Oregonia is a popular stop along the Little Miami Bike trail that follows along the river. Each year in October, the “Devil’s Staircase” motorcycle hill climb is held near here attracting motor enthusiasts of all ages.
The now sleepy village of Oregonia sits in northwestern Washington Township, on the eastern shore of the scenic Little Miami River about five miles northeast of Lebanon. First settled by mill owners around 1802, the town was originally called Freeport, then Oregon, and finally sometime in the 1880s it became Oregonia. 6200 residents called the rolling hills home, but the area is expected to grow with the recent approval of the San Mar Gale development, the largest planned unit development in the county.
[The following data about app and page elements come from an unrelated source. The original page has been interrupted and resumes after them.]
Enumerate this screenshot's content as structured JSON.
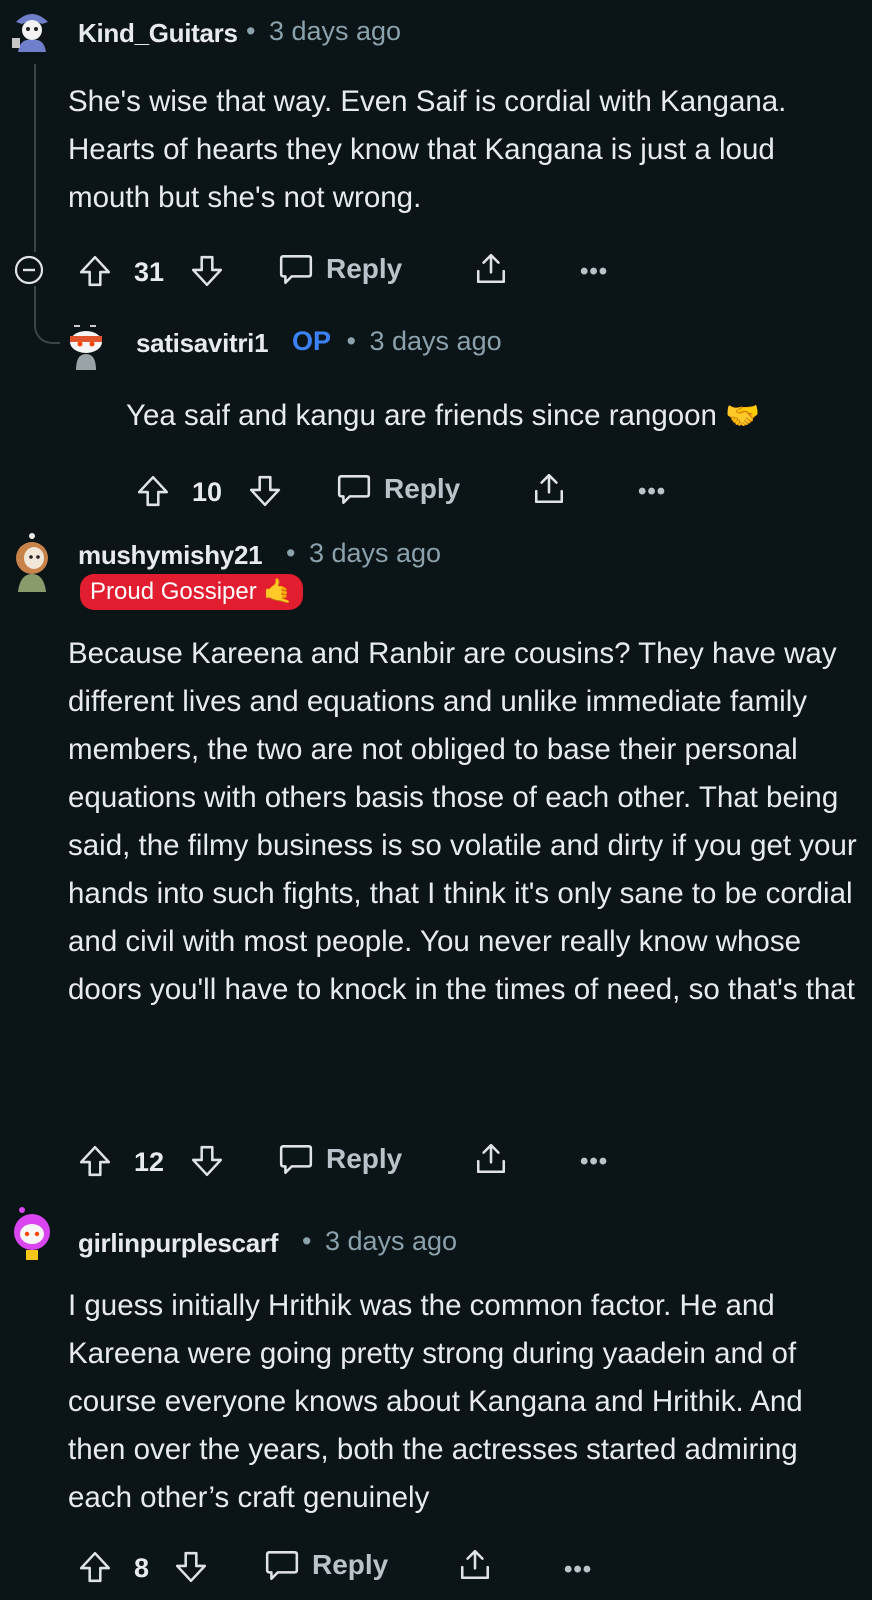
{
  "comments": [
    {
      "username": "Kind_Guitars",
      "time": "3 days ago",
      "text": "She's wise that way. Even Saif is cordial with Kangana. Hearts of hearts they know that Kangana is just a loud mouth but she's not wrong.",
      "votes": "31",
      "reply_label": "Reply",
      "more_label": "•••"
    },
    {
      "username": "satisavitri1",
      "op_badge": "OP",
      "time": "3 days ago",
      "text": "Yea saif and kangu are friends since rangoon",
      "emoji": "🤝",
      "votes": "10",
      "reply_label": "Reply",
      "more_label": "•••"
    },
    {
      "username": "mushymishy21",
      "time": "3 days ago",
      "flair": "Proud Gossiper",
      "flair_emoji": "🤙",
      "text": "Because Kareena and Ranbir are cousins? They have way different lives and equations and unlike immediate family members, the two are not obliged to base their personal equations with others basis those of each other. That being said, the filmy business is so volatile and dirty if you get your hands into such fights, that I think it's only sane to be cordial and civil with most people. You never really know whose doors you'll have to knock in the times of need, so that's that",
      "votes": "12",
      "reply_label": "Reply",
      "more_label": "•••"
    },
    {
      "username": "girlinpurplescarf",
      "time": "3 days ago",
      "text": "I guess initially Hrithik was the common factor. He and Kareena were going pretty strong during yaadein and of course everyone knows about Kangana and Hrithik. And then over the years, both the actresses started admiring each other’s craft genuinely",
      "votes": "8",
      "reply_label": "Reply",
      "more_label": "•••"
    }
  ],
  "separator": "•",
  "colors": {
    "background": "#0b1416",
    "op_badge": "#3b82f6",
    "flair_bg": "#e11d2f",
    "meta_text": "#8ba2ad"
  },
  "icons": [
    "collapse-icon",
    "upvote-icon",
    "downvote-icon",
    "comment-icon",
    "share-icon",
    "more-icon"
  ]
}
Developers plan to build 2500+ homes on more than 3300 acres, with construction expected to begin in early 2008.
Oregonia is easily reachable via Interstate 71, St. Rt. 123, and Oregonia or Corwin Road.
Bethesda Medical Center at Arrow Springs offers the region state-of-the-art outpatient medical care, including 24-hour emergency services and comprehensive diagnostic testing. Across the county is the Atrium Medical Center, and just a few minutes south on I-71 is Bethesda North Hospital, one of the area’s busiest hospitals.
You’ll find basic needs in Oregonia, with most residents heading to nearby Lebanon for their shopping needs. Several major shopping malls are within a 30 minute drive.
Ideally situated in one of the region’s most active areas, residents have a lot to choose from. Kings Island, The Beach Waterpark, Great Wolf Lodge Water Park offer the thrill of roller coasters and splash parks. Outdoor enthusiasts enjoy the historic Ft. Ancient, Caesars Creek State Park, both the Little Miami and Lebanon Trails. Those following pro sports can choose to watch professional tennis and volleyball tournaments, or catch the motor sports at the Lebanon Raceway. Oregonia is best known as the home of Ft. Ancient. Here the remains of prehistoric mounds built by the Hopewell Indians features 18,000 feet of earthen walls built 2,000 years ago. It’s the largest prehistoric hilltop enclosure in the United States.